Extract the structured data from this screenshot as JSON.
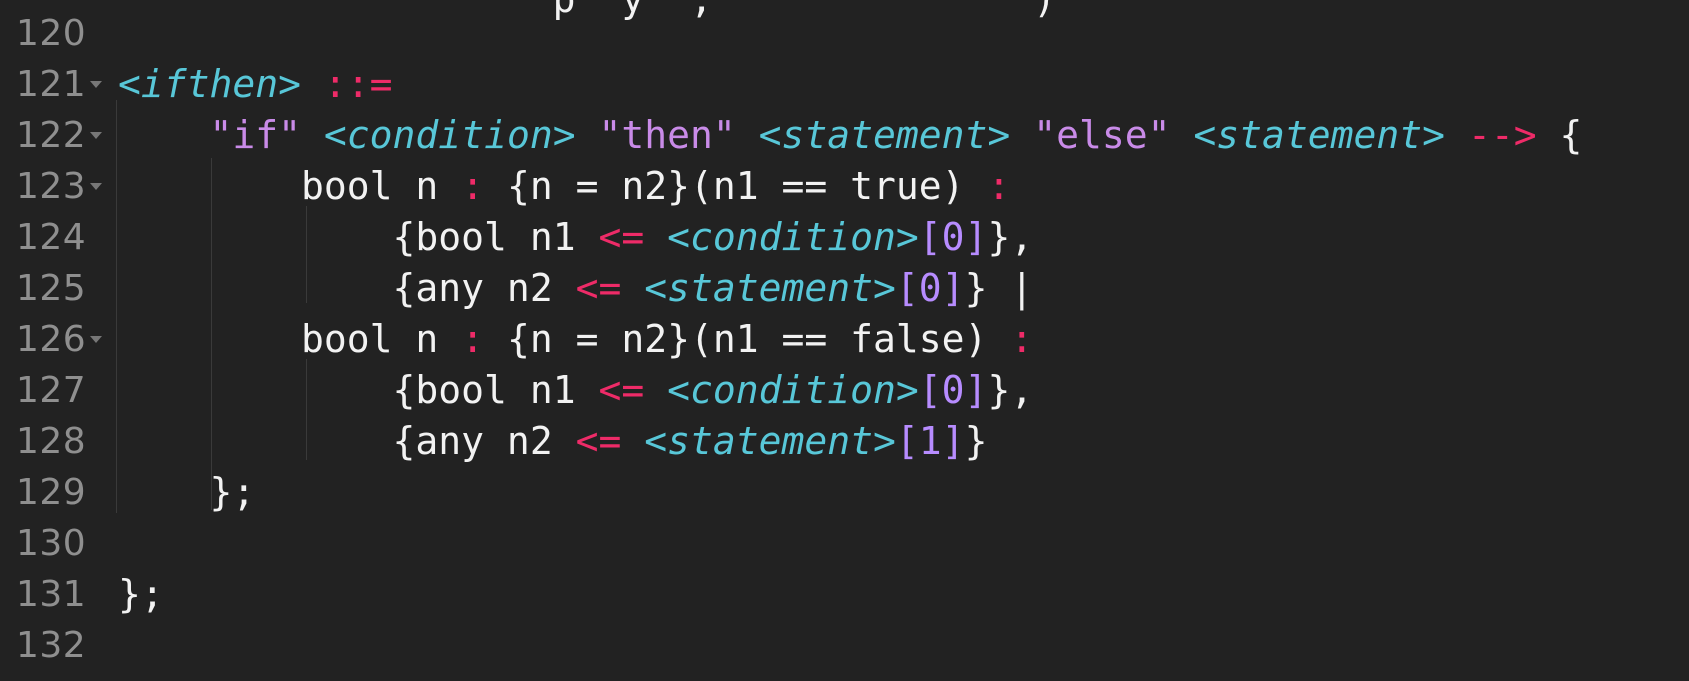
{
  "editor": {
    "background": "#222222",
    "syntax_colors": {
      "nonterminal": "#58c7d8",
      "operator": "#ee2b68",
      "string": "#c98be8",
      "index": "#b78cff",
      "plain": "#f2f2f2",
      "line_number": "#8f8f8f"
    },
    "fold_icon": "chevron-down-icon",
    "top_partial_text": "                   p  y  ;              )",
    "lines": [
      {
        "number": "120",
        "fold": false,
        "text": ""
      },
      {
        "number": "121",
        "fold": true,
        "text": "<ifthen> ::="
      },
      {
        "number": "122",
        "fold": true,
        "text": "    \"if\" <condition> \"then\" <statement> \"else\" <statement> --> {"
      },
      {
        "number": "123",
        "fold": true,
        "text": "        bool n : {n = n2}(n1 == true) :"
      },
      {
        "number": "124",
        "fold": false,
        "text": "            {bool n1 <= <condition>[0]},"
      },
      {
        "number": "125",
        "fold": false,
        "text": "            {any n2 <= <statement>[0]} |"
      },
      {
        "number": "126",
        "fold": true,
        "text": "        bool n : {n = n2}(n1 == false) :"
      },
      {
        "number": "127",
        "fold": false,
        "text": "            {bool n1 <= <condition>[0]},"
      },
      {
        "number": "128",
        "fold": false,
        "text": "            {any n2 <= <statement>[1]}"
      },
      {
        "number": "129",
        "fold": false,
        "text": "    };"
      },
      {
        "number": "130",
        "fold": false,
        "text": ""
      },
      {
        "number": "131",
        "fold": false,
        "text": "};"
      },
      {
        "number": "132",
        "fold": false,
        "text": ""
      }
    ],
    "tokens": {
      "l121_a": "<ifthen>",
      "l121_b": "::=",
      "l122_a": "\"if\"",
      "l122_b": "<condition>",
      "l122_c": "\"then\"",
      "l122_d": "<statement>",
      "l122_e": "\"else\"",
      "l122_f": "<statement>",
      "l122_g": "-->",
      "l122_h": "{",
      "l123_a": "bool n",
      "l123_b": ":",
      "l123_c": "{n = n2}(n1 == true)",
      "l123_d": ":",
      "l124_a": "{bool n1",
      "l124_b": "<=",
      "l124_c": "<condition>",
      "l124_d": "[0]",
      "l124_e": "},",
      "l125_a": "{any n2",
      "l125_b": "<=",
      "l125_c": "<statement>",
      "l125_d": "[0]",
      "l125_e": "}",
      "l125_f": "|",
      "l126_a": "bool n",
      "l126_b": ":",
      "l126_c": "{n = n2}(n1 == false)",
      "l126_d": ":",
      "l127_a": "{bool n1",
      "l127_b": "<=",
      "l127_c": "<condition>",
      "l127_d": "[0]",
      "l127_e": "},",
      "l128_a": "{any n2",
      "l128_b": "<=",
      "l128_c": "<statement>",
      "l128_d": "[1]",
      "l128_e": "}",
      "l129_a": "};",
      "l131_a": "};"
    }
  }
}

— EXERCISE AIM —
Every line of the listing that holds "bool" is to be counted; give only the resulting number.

— REPLY TO THE TASK —
8